* Supplied records
------------------------------------------------------------
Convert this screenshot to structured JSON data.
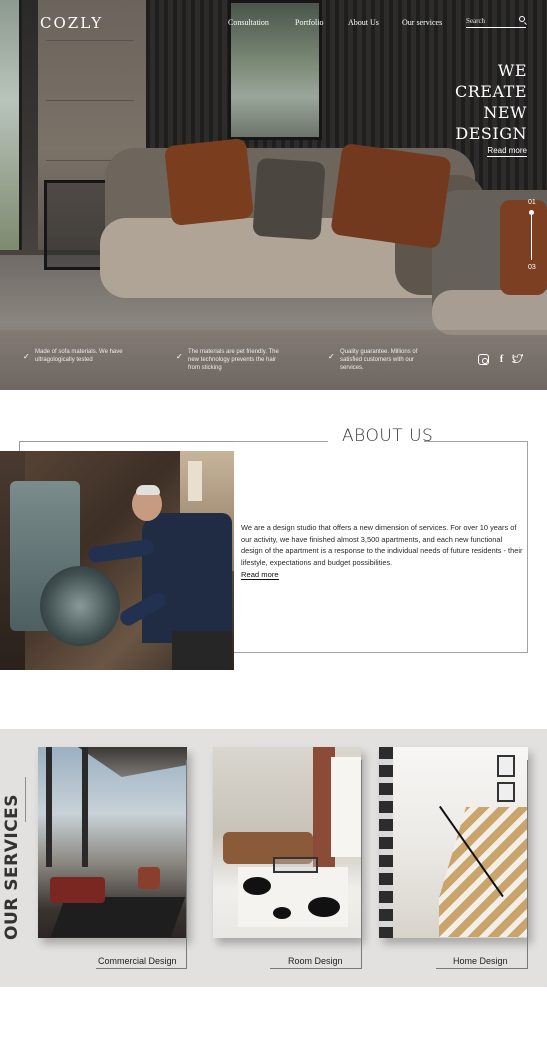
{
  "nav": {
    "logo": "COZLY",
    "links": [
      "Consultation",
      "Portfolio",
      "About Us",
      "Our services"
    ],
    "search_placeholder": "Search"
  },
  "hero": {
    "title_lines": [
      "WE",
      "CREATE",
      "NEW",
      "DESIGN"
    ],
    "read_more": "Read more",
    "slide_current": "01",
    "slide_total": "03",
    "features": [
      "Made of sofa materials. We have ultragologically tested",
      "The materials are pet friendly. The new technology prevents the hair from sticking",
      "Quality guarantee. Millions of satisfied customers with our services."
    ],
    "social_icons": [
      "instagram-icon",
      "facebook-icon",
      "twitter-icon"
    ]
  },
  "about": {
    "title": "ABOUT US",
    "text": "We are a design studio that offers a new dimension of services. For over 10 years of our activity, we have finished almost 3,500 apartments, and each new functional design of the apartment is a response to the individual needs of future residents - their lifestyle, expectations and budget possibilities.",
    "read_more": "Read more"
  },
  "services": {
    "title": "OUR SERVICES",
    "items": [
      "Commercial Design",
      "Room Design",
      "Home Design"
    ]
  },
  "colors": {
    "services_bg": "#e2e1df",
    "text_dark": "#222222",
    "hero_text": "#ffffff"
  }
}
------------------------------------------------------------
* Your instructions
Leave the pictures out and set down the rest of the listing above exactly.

* Answer to the problem
Convert this screenshot to structured JSON data.
{
  "nav": {
    "logo": "COZLY",
    "links": [
      "Consultation",
      "Portfolio",
      "About Us",
      "Our services"
    ],
    "search_placeholder": "Search"
  },
  "hero": {
    "title_lines": [
      "WE",
      "CREATE",
      "NEW",
      "DESIGN"
    ],
    "read_more": "Read more",
    "slide_current": "01",
    "slide_total": "03",
    "features": [
      "Made of sofa materials. We have ultragologically tested",
      "The materials are pet friendly. The new technology prevents the hair from sticking",
      "Quality guarantee. Millions of satisfied customers with our services."
    ],
    "social_icons": [
      "instagram-icon",
      "facebook-icon",
      "twitter-icon"
    ]
  },
  "about": {
    "title": "ABOUT US",
    "text": "We are a design studio that offers a new dimension of services. For over 10 years of our activity, we have finished almost 3,500 apartments, and each new functional design of the apartment is a response to the individual needs of future residents - their lifestyle, expectations and budget possibilities.",
    "read_more": "Read more"
  },
  "services": {
    "title": "OUR SERVICES",
    "items": [
      "Commercial Design",
      "Room Design",
      "Home Design"
    ]
  },
  "colors": {
    "services_bg": "#e2e1df",
    "text_dark": "#222222",
    "hero_text": "#ffffff"
  }
}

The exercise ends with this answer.